Make The Most Out Of Your Conference

Get to know your fellow professionals!

This post was written as a supplement to Conference Attendance Advice by Erin Dorney.?? Erin?s post covers a lot of ground, but I have a few more additions based on my own conference experiences both locally, and at ALA MidWinter.? I suggested an addition in the comments section of Erin’s post, and I?ll start with that.
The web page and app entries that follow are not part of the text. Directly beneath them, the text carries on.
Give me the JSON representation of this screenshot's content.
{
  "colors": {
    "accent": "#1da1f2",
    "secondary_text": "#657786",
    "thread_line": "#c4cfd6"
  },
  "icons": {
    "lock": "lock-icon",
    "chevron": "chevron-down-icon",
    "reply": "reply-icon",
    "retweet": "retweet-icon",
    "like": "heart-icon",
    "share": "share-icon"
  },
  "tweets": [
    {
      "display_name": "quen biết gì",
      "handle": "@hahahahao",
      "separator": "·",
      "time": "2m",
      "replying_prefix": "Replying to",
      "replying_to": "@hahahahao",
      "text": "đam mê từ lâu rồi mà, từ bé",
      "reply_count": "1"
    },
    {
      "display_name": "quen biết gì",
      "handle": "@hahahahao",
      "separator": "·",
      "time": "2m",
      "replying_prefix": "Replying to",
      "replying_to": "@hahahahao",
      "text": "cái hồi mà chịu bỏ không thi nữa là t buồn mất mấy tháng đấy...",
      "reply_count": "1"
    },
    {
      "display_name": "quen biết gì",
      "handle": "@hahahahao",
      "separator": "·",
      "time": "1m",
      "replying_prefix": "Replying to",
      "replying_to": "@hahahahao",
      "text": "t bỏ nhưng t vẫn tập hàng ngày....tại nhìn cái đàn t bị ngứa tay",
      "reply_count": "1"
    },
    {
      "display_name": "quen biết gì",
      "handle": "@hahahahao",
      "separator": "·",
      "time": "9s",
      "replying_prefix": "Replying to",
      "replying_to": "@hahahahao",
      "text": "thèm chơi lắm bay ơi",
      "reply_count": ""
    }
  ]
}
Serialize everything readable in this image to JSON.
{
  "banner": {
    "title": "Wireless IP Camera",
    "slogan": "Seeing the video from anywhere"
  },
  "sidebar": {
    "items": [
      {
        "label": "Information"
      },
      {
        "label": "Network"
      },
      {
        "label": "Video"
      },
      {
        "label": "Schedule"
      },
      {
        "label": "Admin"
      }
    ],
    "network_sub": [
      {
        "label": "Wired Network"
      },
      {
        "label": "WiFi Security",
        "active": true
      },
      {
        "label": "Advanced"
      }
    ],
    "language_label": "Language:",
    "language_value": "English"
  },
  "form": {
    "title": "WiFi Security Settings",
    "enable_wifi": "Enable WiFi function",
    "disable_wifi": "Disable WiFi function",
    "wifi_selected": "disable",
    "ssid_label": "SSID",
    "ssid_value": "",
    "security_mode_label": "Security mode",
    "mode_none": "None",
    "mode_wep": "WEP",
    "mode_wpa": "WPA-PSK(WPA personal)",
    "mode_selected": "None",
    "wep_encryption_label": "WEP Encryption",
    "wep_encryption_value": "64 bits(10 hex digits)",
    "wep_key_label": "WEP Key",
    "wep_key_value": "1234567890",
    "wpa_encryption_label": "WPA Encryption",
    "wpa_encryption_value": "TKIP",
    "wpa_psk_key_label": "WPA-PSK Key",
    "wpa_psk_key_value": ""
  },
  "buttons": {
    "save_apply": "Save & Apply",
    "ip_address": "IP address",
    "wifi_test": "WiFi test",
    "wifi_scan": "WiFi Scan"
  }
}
  1. Invited Parties and Receptions: Try and attend all of the receptions/parties you are personally invited to, and if you can fit them in, try and attend some of the open invitation receptions/parties. The ones you are invited to are usually based on your membership in a group and will provide great semi-relaxed places to get to know others with similar interests. The open receptions are more intimidating, but the people are just as interesting to get to know. Of course you should keep in mind Erin?s #6 and pace yourself.
  2. Talk & Panel Etiquette: If you are attending a talk or panel session you are probably very interested in the topic, so is everyone else in the room.? If you are uncomfortable sitting for long periods of time take a seat at the back or sides of the room so that you won?t disturb others when you need to stand.? Limit yourself to 2 questions per session, 3 absolute maximum in extenuating circumstances.? The speakers are there for everyone and it is not only rude to dominate the entire presentation, it makes it difficult for the speaker to present all of their material if they are being constantly interrupted.? If you have a lot of questions think about walking up to the speaker after the session is over, unless they are in a hurry most speakers enjoy speaking with enthusiastic listeners.? Again, be courteous, if you have a lot to talk about but there are other people waiting for the speaker exchange information and contact them at a later time.
  3. Expo Goodies: If you like to read don?t bother bringing any books with you.? There are free and discounted books ($3-$5 paperback, $5-$15 hardback) in every genre.? Think about under packing on your way to a conference if you are a bibliophile, that way you won?t be over your weight limits on your way home.? There are plenty of reusable bags being given away if you want to save some space in your luggage.? The most giveaways are at opening and closing.
  4. Take Care of Yourself: Erin touches on this in her #6 Make a Schedule, but I?d like to emphasize the importance of taking care of yourself at these events.? Drink lots of water, if water is provided and your table runs out don?t be shy about flagging down a waiter or grabbing some off of a deserted table.? Wear layers, hotels often have the heat set high in the winter, and the AC set for freezing in the summer.? A thin jacket or sweater that easily fits in your bag is ideal for personal temperature management.? If you are wiped out take a break and have a nap.? The only things you absolutely have to attend are your own committee meetings, and paid workshops, everything else is negotiable.
  5. Add People You?ve Met to Your Personal Network: It is best to do this as soon as possible after meeting them.? I spent the morning I left adding the majority of the people I met.? Not all the people you will connect with will currently be librarians.? Several vendors and recruiters are former librarians and you?ll be surprised how easy it is to connect with them.
  6. Be Generous With Job Leads: In this trying time a lot of librarians and library school students are searching for jobs.? If you speak with someone who is looking, and you know of a job that is a good fit, tell him or her, even if you are applying too.? You may be scratching your head at this point thinking, why would I give away a job lead?? This seems counter intuitive but ask yourself these questions:? Do you want to work for someone knowing that they settled for you instead of choosing you because you were exactly what they wanted?? If you are chosen because the hiring manager is settling how will your co-workers view you?? The best reason to pass on a job lead is because it feels good to help others.

I hope these tips, combined with Erin?s, help you have a fun and meaningful conference experience.? See you at ALA Annual!